Brain and Behavior Journal recently published a research paper about anxiety in the adult population which looked at about a thousand other anxiety studies. They defined anxiety disorder as “excess worry, hyperarousal, and fear that is counterproductive and debilitating.” Some of the findings include:
- In America, anxiety disorders are the most common mental disorder, costing the United States $42 billion a year.
- Less attention research, and funding has been devoted to anxiety compared with depression.
- Four out of every 100 people experience anxiety around the world.
- There is a growing link between anxiety disorder and opioid addiction.

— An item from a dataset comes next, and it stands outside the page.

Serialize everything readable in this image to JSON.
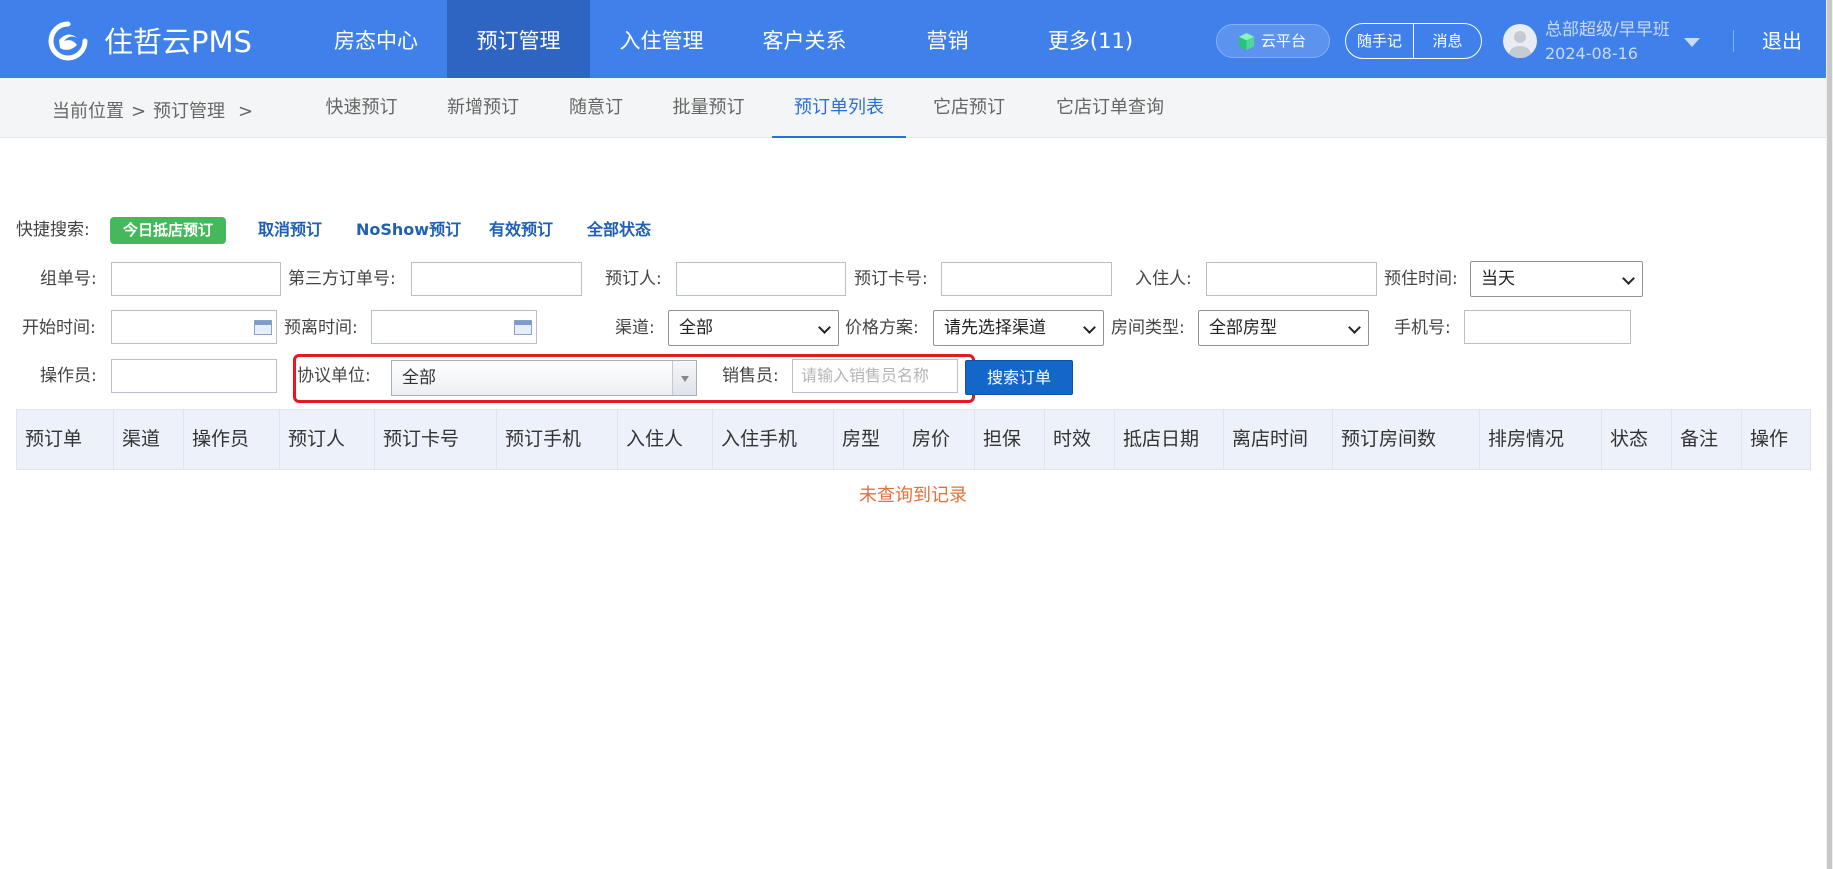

- Untreated anxiety has been associated with significant personal and societal costs such as frequent primary and acute care visits, decreased work productivity, unemployment, and impaired social relationships.
- Globally, women and young adults (under 35) are suffering the most with women almost twice as likely as men to experience anxiety.
- Suggested reasons for the gender gap include pregnancy, differences in brain chemistry and hormonal fluctuations, or how men and women tend to cope with stress differently.
Here are some further reasons why I think women have twice as much anxiety than men:
- More and more women are working outside the home AND managing the home and the kids (constant multi-tasking), whereas men tend to have a much more singular focus on their work.
- Media and social media pressure upon women to live up to unattainable standards of appearance.
- Lack of community and generational family support for young mothers.
- The Paradox of Choice.
- Women have more relationships than men, get more involved in friends’ lives, and feel more empathy with people.
- The increase in single motherhood.
- More married women bearing the burden of being the primary provider for the family.
- The hook-up culture which seems to psychologically impact women more than men. See What the Hook-up Culture Done to Women
- Women admit to anxiety more than men do.
- Perhaps most of all: “I will greatly multiply your sorrow and your conception; In pain you shall bring forth children” (Gen. 3:16). There’s something about the whole child-bearing, child-rearing process that multiplies anxiety for women.
Some of the books I recommend for dealing with anxiety are below (use the latter two with discretion). These are followed by links to about sixty online articles I’ve collected over the years on this subject.
Anxious: Choosing Faith in a World of Worry by Amy Simpson.
Running Scared: Fear, Worry, and the God of Rest by Edward T. Welch
God’s Attributes: Rest for Life’s Struggles by Brad Hambrick
Anxiety: Anatomy and Cure by Robert W. Kellemen
Living without Worry by Tim Lane.
Anxious for Nothing: God’s Cure for the Cares of Your Soul by John Macarthur. This book addresses anxiety which has purely spiritual causes and are looking for purely spiritual solutions.
The Anxiety and Phobia Workbook by Dr. Edmund J. Bourne
When Panic Attacks: The New, Drug-Free Anxiety Therapy That Can Change Your Life by Dr. David D. Burns